━━━ MATERIAL PROVIDED ━━━

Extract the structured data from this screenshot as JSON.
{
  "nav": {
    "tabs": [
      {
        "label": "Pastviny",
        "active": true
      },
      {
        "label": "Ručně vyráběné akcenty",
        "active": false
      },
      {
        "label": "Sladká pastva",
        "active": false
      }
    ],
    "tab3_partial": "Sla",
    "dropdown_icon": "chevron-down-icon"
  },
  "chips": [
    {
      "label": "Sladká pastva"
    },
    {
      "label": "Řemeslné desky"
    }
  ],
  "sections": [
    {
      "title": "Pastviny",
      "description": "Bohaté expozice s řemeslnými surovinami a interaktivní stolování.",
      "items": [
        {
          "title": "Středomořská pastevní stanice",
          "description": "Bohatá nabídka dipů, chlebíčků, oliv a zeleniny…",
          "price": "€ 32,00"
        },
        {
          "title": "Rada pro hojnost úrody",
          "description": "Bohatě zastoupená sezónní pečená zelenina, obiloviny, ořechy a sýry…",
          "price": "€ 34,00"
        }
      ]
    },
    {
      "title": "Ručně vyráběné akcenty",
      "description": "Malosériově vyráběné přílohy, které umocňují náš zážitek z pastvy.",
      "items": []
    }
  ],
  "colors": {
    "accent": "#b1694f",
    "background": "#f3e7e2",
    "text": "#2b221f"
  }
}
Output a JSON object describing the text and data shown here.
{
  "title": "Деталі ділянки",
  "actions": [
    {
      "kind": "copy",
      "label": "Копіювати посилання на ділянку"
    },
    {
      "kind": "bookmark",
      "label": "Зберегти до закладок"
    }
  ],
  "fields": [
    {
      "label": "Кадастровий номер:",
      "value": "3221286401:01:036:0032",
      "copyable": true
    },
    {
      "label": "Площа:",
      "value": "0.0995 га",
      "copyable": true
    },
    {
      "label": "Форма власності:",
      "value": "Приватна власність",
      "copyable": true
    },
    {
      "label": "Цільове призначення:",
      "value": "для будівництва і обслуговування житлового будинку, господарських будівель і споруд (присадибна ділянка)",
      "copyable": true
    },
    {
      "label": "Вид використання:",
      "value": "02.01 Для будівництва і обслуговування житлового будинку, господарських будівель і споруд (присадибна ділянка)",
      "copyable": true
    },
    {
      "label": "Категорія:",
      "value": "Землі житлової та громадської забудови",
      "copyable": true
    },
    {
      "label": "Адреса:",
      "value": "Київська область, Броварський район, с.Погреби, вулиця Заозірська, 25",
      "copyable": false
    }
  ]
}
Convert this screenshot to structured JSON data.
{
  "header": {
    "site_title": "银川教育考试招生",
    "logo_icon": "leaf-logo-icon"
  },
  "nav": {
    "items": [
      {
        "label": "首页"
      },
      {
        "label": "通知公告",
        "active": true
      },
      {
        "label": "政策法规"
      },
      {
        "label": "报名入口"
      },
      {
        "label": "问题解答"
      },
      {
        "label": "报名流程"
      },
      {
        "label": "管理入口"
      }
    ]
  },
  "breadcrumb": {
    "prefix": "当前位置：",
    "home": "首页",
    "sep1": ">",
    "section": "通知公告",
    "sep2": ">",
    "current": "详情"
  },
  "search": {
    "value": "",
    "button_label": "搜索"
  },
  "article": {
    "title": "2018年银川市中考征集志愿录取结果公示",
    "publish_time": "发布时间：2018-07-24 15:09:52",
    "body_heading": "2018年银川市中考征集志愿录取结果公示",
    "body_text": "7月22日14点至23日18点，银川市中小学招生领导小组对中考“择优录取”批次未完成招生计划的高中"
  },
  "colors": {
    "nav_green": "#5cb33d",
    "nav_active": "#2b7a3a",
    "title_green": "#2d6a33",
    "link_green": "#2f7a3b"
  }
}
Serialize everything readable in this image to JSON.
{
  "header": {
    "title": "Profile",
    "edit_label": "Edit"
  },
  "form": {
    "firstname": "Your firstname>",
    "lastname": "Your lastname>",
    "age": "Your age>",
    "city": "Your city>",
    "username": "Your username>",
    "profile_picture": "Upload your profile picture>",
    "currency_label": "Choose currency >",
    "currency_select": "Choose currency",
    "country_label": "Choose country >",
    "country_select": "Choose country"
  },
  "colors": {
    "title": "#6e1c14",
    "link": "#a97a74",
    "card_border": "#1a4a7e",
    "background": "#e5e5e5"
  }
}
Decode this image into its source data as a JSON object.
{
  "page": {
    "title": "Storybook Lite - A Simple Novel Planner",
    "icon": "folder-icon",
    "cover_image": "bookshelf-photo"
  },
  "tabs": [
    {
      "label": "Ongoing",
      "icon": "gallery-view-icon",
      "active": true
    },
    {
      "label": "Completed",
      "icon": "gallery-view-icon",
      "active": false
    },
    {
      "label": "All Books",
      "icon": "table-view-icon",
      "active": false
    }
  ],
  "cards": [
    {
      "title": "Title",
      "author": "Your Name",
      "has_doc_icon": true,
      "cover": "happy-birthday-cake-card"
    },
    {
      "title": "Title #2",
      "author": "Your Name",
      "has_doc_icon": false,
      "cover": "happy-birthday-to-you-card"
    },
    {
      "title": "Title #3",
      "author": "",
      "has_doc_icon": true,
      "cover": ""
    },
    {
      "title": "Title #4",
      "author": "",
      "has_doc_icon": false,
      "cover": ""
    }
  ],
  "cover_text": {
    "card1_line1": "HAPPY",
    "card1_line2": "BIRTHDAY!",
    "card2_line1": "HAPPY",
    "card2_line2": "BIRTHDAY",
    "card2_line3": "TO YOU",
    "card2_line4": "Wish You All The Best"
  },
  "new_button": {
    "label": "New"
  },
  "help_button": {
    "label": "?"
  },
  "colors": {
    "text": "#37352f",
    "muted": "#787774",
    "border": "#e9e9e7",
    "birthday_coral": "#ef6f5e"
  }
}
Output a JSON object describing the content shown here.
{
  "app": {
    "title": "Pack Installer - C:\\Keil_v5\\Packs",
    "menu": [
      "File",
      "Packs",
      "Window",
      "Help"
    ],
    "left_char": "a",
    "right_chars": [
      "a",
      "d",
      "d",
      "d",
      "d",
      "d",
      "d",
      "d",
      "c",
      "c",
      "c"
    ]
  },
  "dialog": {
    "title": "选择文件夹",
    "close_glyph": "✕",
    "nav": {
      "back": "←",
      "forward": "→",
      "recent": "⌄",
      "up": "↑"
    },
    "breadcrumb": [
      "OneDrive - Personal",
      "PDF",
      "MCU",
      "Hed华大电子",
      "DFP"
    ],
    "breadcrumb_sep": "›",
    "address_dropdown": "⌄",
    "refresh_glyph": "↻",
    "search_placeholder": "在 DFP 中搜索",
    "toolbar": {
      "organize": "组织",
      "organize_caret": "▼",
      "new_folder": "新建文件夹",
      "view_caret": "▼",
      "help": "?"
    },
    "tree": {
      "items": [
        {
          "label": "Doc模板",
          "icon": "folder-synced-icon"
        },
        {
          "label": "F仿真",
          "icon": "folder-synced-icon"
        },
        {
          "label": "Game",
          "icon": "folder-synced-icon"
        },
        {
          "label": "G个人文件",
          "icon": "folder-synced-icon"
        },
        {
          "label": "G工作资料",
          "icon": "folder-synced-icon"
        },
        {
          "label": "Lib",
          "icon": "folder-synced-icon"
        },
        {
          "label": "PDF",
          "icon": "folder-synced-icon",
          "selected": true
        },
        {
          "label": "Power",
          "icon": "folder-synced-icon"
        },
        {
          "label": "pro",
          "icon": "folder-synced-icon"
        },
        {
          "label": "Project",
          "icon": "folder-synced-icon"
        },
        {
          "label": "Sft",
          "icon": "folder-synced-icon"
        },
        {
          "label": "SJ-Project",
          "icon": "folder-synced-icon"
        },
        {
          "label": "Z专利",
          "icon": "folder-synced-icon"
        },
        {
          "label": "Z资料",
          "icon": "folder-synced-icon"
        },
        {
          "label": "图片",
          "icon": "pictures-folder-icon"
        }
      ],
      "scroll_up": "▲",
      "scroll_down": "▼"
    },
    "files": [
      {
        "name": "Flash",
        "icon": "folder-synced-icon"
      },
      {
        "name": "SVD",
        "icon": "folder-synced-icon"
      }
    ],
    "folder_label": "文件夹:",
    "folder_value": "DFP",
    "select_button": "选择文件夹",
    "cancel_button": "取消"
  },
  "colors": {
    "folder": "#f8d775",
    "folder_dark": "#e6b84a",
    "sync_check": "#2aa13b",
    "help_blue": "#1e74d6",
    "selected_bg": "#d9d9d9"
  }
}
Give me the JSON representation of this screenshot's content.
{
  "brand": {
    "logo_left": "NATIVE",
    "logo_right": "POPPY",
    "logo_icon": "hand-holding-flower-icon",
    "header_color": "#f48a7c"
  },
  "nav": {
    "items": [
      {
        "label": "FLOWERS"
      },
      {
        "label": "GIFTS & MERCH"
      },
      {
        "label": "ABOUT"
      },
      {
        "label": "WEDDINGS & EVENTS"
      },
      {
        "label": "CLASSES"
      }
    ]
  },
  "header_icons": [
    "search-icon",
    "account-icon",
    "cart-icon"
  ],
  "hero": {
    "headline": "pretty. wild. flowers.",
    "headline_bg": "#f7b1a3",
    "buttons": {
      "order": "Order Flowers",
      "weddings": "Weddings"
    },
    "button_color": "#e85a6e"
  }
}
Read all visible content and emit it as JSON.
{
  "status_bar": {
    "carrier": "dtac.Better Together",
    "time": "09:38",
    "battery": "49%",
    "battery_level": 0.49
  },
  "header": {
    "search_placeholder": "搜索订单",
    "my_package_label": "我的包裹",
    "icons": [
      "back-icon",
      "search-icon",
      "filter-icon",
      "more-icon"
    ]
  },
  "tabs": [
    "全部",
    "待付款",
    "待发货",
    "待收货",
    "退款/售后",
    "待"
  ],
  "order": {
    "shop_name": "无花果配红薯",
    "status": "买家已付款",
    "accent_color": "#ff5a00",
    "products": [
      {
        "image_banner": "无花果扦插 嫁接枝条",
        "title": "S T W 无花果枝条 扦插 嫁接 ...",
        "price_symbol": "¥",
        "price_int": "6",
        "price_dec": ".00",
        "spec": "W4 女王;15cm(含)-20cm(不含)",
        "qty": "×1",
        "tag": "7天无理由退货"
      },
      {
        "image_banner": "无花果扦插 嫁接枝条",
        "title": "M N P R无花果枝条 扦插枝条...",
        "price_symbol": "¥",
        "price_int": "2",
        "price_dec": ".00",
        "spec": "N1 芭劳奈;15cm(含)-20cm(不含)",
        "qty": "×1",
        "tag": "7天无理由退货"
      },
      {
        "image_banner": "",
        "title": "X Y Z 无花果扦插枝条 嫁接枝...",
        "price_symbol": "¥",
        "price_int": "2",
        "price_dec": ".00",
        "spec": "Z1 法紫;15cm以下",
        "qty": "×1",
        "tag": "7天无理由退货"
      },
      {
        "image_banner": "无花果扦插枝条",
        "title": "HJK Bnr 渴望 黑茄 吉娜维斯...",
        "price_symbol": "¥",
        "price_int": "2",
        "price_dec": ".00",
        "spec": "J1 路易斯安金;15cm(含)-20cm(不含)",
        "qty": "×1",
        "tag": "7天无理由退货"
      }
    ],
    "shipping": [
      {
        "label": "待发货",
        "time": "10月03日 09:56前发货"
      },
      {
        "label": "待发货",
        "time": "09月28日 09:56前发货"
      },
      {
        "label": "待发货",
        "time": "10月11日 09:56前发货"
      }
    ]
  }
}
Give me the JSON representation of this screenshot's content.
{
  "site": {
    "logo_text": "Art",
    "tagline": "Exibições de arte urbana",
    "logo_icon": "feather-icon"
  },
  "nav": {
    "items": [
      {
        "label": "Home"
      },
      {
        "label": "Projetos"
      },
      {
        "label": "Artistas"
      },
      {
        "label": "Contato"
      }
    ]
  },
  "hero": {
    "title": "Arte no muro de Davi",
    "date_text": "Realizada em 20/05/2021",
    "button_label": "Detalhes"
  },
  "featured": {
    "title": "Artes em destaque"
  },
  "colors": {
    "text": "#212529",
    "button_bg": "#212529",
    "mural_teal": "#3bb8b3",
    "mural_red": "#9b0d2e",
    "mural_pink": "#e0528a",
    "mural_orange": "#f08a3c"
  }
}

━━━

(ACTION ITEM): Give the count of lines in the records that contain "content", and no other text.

(RESPONSE TO THIS EXERCISE): 4